“I don’t for one second try to excuse what I did,” he asserts. “The texts were horrible and I apologise hugely for them, and to everyone I have hurt. I am ashamed and embarrassed. But I need to put into context why it happened, so that in 15 years, when my daughter reads this interview, she’ll understand exactly why I found myself in this terrible situation. The worst thing about the scandal is its effect on Kate and eventually Alice, he says. “I have embarrassed and humiliated the people I love most.

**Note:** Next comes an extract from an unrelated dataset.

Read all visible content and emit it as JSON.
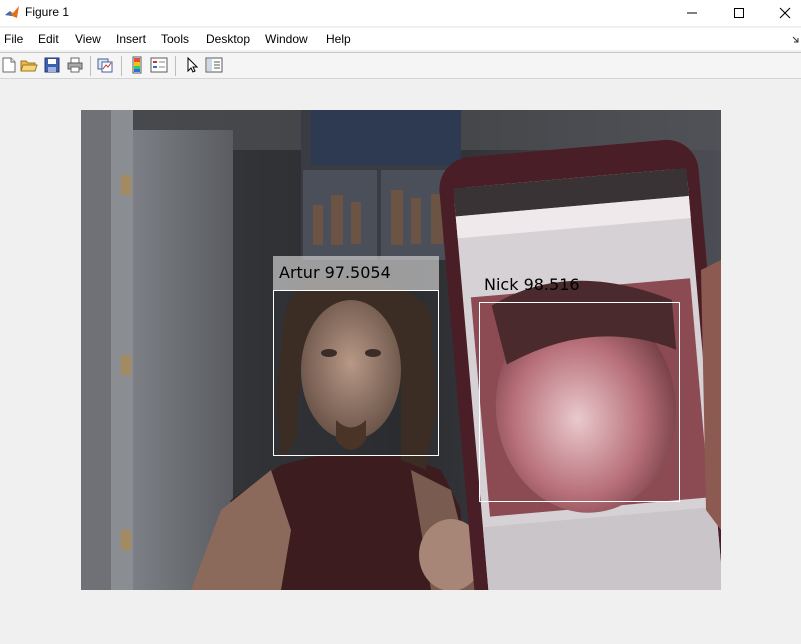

But it’s only through hours and hours of talking with therapists and psychotherapists that I now understand the drivers that made me act the way I did.”
Although the immediate cause of his breakdown was recent, he says the origin of his depression and mental illness is in childhood, when he was eight years old and was sexually abused by an older boy.
“When my own daughter was born, I became obsessed by my childhood and not wanting her to suffer in the way that I had,” he says. “I worried about Alice having to cope alone.” Griffiths’s father was 48 when he was born and spent much of his childhood in and out of hospital before he died when the MP was 25. He recalls an incident when he was 18 and his father wet himself as he tried to get off a hospital trolley.
“I remember picking up a load of paper towels and trying to clean him up, and I became obsessed with Alice not having to go through something similar — that’s just anxiety and the way it works.”
Griffiths pinpoints the moment his mental health started to collapse at another happy event this year. When Alice was two months old, he watched his 31-year-old niece walk down the aisle.
“It was such a perfect day and the sun was shining and I could not have been any happier,” he muses. “And then it just hit me that if Alice gets married at 31 like my niece was, then I would be 79.”
Already anxious, he learnt a few weeks later that his brother had cancer and was to have his colon removed. It was a terrifying reminder of his own mortality. Two days later he sent the first incriminating text to the barmaid. “The irony is that my brother is now cured of his cancer and is going to the football and enjoying a beer, and yet my mental health continues to poleaxe me,” he says softly.
It was getting carpet-baggerd, my dad dying, my niece getting married and my brother getting cancer wot made me do it.